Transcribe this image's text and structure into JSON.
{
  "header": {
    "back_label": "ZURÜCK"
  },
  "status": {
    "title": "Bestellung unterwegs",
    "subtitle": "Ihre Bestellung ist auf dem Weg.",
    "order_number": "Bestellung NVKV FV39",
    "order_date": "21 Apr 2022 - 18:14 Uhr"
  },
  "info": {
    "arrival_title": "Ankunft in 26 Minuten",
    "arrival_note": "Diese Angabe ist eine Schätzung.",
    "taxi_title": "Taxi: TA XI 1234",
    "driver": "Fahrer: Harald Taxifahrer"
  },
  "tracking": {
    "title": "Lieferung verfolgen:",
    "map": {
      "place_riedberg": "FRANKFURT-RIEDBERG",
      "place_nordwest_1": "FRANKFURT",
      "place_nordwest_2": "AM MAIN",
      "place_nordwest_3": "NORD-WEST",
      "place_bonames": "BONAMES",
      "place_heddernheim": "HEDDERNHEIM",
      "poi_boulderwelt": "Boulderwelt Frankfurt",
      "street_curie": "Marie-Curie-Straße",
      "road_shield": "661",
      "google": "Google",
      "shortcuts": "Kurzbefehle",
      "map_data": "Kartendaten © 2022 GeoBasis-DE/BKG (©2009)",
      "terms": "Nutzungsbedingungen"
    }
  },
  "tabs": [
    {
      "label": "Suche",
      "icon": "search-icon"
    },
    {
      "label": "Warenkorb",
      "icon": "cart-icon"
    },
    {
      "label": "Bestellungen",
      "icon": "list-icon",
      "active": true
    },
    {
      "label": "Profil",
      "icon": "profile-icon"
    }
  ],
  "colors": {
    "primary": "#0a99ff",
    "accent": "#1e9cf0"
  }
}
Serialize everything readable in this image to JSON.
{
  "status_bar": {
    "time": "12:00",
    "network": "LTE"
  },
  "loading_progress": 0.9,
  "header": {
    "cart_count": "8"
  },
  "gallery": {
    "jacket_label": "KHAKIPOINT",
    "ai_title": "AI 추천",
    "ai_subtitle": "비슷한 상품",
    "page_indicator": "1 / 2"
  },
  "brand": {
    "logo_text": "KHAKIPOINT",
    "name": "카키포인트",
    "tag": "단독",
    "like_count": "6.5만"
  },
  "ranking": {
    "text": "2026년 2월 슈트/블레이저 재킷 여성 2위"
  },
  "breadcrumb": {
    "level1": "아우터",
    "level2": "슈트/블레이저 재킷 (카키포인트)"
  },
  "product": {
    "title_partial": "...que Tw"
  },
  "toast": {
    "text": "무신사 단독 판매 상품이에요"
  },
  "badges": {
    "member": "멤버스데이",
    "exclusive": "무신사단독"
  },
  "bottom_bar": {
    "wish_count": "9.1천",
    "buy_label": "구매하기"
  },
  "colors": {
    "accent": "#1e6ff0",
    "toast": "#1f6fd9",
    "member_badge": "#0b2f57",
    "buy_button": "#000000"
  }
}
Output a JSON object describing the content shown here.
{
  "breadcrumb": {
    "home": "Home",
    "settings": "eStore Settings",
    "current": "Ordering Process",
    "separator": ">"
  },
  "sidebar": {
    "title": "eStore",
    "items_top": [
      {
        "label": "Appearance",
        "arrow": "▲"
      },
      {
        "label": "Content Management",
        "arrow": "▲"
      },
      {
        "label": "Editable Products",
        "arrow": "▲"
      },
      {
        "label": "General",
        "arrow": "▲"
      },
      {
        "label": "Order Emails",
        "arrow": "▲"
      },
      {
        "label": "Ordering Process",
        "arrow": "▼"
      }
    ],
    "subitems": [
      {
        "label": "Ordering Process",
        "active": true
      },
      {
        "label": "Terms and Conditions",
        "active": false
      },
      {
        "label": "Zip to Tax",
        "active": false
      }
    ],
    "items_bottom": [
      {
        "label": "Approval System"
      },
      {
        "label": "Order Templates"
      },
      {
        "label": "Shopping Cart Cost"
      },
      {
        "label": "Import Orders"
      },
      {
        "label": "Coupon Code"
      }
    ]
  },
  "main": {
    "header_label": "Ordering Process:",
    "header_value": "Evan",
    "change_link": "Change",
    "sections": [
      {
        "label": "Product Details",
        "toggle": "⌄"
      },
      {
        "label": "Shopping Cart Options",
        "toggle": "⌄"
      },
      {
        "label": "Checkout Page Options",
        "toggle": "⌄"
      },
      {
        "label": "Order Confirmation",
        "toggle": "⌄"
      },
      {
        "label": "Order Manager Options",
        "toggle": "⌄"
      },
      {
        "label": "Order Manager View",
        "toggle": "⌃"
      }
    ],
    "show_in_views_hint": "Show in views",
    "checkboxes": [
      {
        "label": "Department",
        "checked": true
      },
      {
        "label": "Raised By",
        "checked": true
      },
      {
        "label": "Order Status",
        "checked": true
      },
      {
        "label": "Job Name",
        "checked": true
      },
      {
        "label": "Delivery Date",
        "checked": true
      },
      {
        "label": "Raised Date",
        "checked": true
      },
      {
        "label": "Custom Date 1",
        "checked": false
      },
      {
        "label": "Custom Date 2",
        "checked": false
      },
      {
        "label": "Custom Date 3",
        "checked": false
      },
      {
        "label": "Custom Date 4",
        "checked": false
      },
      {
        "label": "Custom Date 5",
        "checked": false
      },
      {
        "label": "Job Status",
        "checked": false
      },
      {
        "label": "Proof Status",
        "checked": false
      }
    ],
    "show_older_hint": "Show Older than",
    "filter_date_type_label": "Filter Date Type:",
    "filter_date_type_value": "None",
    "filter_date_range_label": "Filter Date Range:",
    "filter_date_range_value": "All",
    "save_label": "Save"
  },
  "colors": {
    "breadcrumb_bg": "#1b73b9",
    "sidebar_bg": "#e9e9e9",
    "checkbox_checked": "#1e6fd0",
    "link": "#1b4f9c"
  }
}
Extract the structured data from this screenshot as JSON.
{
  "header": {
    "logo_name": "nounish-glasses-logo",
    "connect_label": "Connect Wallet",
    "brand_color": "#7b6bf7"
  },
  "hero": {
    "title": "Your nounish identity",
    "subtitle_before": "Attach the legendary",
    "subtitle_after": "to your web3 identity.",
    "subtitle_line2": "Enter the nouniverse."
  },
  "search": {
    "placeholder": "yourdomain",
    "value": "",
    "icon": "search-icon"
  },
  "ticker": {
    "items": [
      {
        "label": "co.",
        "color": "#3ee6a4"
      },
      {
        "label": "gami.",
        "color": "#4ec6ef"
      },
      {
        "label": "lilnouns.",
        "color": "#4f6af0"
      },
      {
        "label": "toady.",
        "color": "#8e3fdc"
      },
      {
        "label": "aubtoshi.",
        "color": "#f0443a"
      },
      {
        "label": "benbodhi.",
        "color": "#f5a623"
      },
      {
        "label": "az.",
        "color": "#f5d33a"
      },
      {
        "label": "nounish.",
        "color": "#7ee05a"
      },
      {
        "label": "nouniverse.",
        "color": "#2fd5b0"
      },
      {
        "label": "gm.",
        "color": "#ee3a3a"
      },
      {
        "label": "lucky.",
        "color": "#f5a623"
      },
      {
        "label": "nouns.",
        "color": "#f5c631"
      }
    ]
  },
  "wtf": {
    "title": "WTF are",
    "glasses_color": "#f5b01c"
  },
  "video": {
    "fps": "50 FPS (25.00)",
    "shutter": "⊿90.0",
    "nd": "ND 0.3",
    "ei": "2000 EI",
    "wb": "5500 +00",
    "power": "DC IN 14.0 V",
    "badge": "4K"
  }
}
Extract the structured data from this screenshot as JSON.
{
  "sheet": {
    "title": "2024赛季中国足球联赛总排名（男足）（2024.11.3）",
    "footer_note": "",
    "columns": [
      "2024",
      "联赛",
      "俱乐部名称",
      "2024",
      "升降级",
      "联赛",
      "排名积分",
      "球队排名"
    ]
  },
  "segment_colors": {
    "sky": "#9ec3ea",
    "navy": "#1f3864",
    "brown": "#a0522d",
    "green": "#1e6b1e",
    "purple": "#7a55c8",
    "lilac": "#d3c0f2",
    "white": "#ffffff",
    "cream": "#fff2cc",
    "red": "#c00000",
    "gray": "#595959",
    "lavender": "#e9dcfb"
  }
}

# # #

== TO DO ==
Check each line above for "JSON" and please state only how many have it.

== RESULT OF THIS TASK ==
5